=== Given entries ===

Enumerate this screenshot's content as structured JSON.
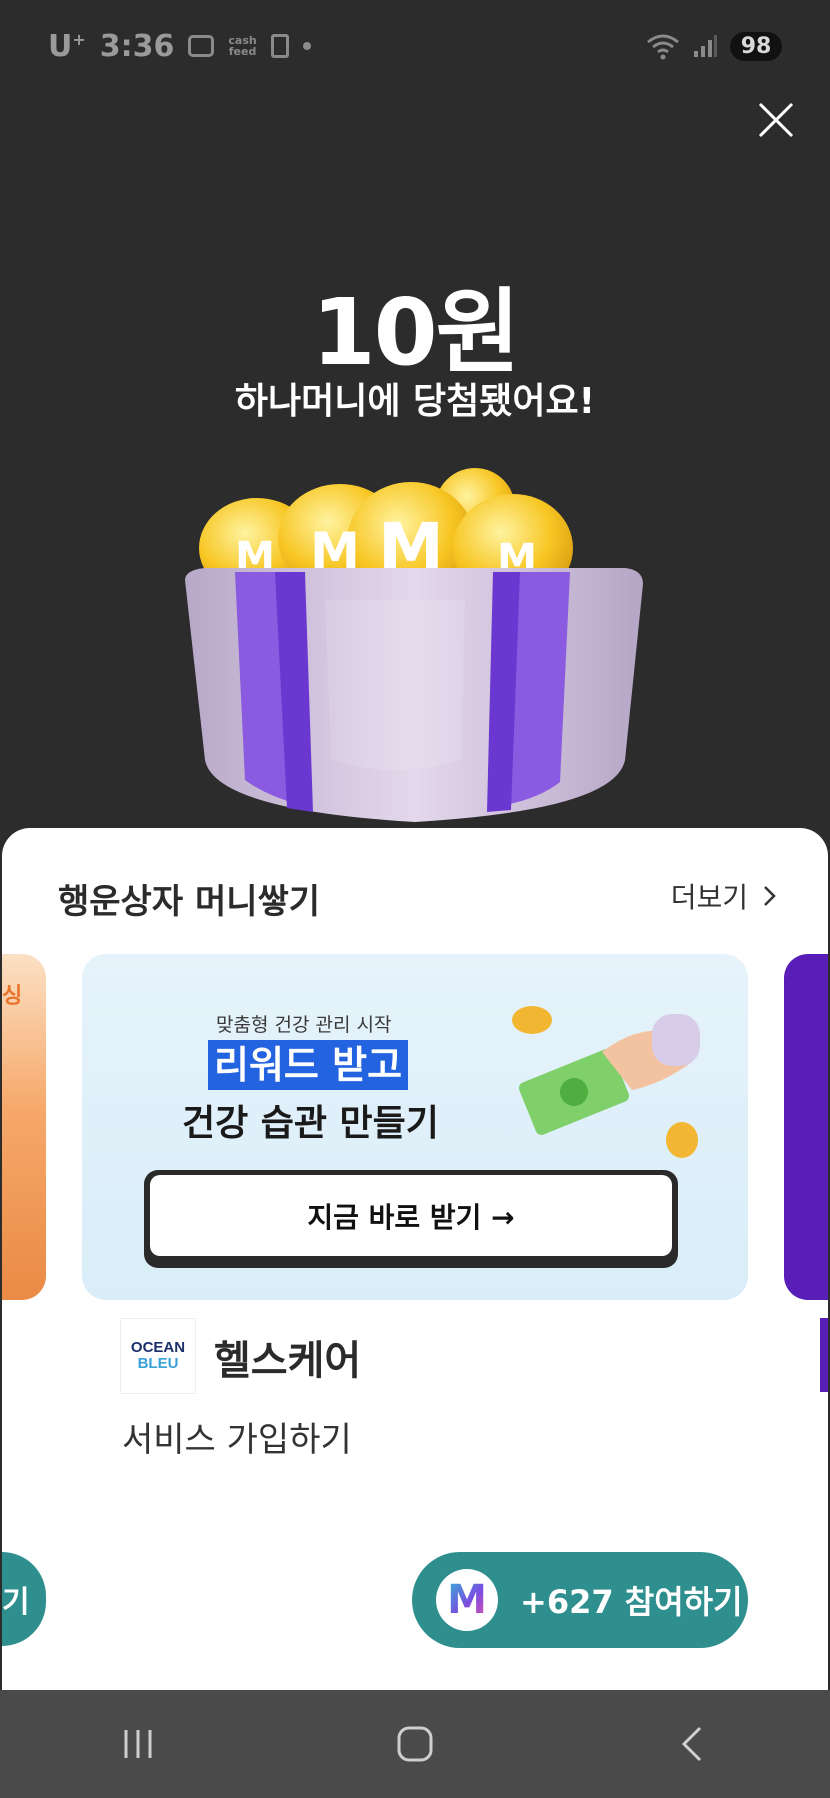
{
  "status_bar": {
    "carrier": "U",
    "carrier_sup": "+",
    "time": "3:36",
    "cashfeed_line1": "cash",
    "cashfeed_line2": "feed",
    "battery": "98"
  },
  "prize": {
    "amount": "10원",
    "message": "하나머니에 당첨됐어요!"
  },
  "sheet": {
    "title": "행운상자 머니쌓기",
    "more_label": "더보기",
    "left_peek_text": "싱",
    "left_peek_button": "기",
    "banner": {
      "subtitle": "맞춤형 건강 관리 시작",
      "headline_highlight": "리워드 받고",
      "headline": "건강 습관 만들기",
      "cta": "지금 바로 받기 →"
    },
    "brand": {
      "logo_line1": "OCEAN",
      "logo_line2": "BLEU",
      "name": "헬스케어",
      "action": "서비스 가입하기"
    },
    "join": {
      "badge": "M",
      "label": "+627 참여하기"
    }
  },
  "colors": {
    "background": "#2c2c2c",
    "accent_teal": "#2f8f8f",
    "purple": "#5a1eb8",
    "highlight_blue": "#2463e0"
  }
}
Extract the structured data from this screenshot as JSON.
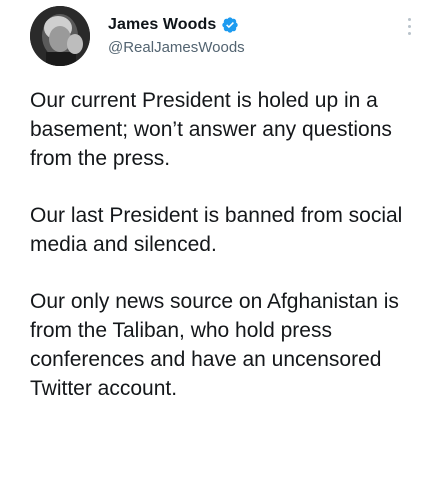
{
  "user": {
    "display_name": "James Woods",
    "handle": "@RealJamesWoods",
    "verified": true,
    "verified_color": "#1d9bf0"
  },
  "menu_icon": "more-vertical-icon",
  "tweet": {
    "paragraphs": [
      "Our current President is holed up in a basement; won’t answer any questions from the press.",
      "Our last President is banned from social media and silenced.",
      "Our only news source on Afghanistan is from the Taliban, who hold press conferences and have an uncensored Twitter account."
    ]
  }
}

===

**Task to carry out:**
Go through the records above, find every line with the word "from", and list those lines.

**Expected answer:**
Extract the structured data from this screenshot as JSON.
      "Our current President is holed up in a basement; won’t answer any questions from the press.",
      "Our last President is banned from social media and silenced.",
      "Our only news source on Afghanistan is from the Taliban, who hold press conferences and have an uncensored Twitter account."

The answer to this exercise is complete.